How Do I Shut Off My Water?
Welcome to this week’s episode of “How NOT to Call the Plumber”! Continuing our series on what you need to be doing this fall to prepare you plumbing for the coming winter, we’re going to talk about your main water shut off valve – where it is, what it looks like, and how to shut it in an emergency (and I’m going to nag you to make sure it works!).
As a plumber, I’m always nervous that many of you don’t know where the main shut off valve for your water supply is. It gives me nightmares of burst pipes flooding the basement and frantic homeowners running in circles trying to figure out how to make it stop. The last thing you want is a surprise indoor swimming pool! Burst and leaking pipes are unfortunately a common occurrence, especially in our older homes. We NEED to know how to shut the water off as quickly as possible in an emergency. Also, there are times when a plumber will need to shut that valve just so they can do the necessary work in your home!
99% of the time, the main shut off valve can be found beside your water meter, which is usually within the first few feet of where the “water service” (main water pipe) enters your home. This pipe is usually entering the house in the basement, from the floor or the wall, very close to the front of the house. The City water mains run underneath our roads and the water services for the homes branch off of that to each home.
Now the tricky part – there are 2 types of valves that you will likely see:
The first type is called a “Ball Valve”. If you see this, good news! The odds of it working are quite high. Just turn the handle 90 degrees (perpendicular to the pipe) and voila, the water is off! These don’t tend to have many issues when turning them off and on.
The second type of valve is what is called a “Gate Valve”. If you see this, it could be bad news! Gate valves that have been left untouched for years tend to seize and leak when used. The rubber gaskets inside the valve lose their elasticity and won’t recreate a proper seal. If you have a gate valve, it is definitely worth considering having it replaced to a newer ball valve. The last thing you want during a flooding basement is to find that you can’t turn the water off because your valve has seized!

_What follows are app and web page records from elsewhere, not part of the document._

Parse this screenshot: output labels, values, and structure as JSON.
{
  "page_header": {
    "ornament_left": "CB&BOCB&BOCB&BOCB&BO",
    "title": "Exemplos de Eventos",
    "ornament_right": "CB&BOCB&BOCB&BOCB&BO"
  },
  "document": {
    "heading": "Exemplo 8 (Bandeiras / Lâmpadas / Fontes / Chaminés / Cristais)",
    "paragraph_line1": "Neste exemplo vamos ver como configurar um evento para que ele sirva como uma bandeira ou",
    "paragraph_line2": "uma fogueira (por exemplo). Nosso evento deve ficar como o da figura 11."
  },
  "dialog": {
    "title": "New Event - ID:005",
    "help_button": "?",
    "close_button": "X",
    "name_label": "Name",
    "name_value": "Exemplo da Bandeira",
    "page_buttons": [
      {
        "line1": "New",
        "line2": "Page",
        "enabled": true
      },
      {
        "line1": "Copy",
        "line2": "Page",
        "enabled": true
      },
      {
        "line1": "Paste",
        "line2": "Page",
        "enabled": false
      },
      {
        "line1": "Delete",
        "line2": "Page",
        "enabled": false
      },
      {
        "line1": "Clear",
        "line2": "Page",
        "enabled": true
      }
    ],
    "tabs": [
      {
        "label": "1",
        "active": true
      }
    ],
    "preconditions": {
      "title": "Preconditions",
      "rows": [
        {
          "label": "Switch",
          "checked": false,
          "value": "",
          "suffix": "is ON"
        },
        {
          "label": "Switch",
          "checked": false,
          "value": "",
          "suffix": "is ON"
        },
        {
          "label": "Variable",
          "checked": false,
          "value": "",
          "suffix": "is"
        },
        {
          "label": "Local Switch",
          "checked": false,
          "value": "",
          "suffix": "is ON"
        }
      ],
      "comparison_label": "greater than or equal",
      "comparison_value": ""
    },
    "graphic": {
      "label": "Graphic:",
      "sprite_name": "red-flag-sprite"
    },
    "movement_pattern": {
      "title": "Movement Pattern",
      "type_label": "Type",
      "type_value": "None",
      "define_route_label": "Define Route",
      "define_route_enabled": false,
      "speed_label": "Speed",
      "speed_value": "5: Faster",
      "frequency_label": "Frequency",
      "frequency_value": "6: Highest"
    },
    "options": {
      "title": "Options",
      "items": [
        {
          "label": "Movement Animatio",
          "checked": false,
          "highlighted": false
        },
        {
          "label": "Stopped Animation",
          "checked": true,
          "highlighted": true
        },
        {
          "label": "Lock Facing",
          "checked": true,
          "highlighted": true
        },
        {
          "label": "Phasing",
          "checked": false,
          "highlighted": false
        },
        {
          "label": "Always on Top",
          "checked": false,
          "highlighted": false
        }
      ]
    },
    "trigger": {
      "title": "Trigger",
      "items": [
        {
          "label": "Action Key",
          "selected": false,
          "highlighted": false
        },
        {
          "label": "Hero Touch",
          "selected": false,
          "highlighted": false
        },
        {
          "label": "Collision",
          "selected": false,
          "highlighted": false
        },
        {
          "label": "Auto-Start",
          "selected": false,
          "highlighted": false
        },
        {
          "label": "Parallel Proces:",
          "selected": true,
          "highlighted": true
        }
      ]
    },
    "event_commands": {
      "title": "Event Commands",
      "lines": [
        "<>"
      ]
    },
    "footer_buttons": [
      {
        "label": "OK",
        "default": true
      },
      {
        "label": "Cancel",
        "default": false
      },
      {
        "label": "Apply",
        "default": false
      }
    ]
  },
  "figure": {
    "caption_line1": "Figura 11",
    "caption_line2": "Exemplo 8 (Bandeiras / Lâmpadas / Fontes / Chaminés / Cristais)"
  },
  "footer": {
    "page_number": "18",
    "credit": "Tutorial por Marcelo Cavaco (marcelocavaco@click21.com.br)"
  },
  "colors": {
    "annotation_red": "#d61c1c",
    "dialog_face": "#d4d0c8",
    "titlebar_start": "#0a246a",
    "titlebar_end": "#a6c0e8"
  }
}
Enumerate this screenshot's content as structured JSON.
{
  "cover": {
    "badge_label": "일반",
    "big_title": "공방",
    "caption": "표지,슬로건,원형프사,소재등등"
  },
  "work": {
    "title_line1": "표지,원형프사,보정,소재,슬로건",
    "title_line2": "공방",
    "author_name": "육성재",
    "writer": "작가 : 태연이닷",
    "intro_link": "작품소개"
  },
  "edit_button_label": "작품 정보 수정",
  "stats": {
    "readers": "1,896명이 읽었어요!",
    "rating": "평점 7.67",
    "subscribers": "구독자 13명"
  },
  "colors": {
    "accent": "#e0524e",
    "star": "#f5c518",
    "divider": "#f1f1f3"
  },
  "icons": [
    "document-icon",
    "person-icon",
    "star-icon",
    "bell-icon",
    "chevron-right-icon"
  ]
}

Please take a minute and make sure your main shut off valves are properly working before the weather gets too cold. I’ve heard way too many horror stories of burst pipes that can’t be stopped until the City comes hours later to shut the water off to your home. It just takes a second!